PROBLEM DETAILS:
A word-for-word copy of the records below is required.

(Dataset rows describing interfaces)
◆ ◆ ◆

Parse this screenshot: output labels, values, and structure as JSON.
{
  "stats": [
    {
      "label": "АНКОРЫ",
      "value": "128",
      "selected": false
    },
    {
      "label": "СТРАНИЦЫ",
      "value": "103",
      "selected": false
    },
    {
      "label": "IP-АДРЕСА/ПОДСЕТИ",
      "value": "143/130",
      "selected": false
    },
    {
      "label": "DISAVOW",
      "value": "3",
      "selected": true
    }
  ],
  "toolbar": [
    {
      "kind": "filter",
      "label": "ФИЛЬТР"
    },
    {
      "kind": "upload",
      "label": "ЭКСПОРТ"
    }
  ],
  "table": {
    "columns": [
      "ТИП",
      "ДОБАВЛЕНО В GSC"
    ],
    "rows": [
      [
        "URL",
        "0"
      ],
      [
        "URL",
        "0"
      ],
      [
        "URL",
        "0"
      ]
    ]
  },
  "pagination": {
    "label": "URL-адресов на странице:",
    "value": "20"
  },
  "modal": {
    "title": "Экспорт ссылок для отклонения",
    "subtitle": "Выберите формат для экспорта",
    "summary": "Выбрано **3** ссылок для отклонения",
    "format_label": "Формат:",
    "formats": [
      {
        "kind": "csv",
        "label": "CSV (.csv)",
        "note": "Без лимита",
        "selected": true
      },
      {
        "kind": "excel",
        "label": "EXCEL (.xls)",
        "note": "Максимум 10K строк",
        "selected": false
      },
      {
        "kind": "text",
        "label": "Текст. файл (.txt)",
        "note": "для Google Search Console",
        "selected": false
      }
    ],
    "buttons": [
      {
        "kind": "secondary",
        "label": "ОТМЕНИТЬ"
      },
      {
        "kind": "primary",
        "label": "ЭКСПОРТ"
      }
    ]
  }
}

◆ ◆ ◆

SOLUTION TO THE EXERCISE:
Parse this screenshot: output labels, values, and structure as JSON.
{
  "stats": [
    {
      "label": "АНКОРЫ",
      "value": "128",
      "selected": false
    },
    {
      "label": "СТРАНИЦЫ",
      "value": "103",
      "selected": false
    },
    {
      "label": "IP-АДРЕСА/ПОДСЕТИ",
      "value": "143/130",
      "selected": false
    },
    {
      "label": "DISAVOW",
      "value": "3",
      "selected": true
    }
  ],
  "toolbar": [
    {
      "kind": "filter",
      "label": "ФИЛЬТР"
    },
    {
      "kind": "upload",
      "label": "ЭКСПОРТ"
    }
  ],
  "table": {
    "columns": [
      "ТИП",
      "ДОБАВЛЕНО В GSC"
    ],
    "rows": [
      [
        "URL",
        "0"
      ],
      [
        "URL",
        "0"
      ],
      [
        "URL",
        "0"
      ]
    ]
  },
  "pagination": {
    "label": "URL-адресов на странице:",
    "value": "20"
  },
  "modal": {
    "title": "Экспорт ссылок для отклонения",
    "subtitle": "Выберите формат для экспорта",
    "summary": "Выбрано **3** ссылок для отклонения",
    "format_label": "Формат:",
    "formats": [
      {
        "kind": "csv",
        "label": "CSV (.csv)",
        "note": "Без лимита",
        "selected": true
      },
      {
        "kind": "excel",
        "label": "EXCEL (.xls)",
        "note": "Максимум 10K строк",
        "selected": false
      },
      {
        "kind": "text",
        "label": "Текст. файл (.txt)",
        "note": "для Google Search Console",
        "selected": false
      }
    ],
    "buttons": [
      {
        "kind": "secondary",
        "label": "ОТМЕНИТЬ"
      },
      {
        "kind": "primary",
        "label": "ЭКСПОРТ"
      }
    ]
  }
}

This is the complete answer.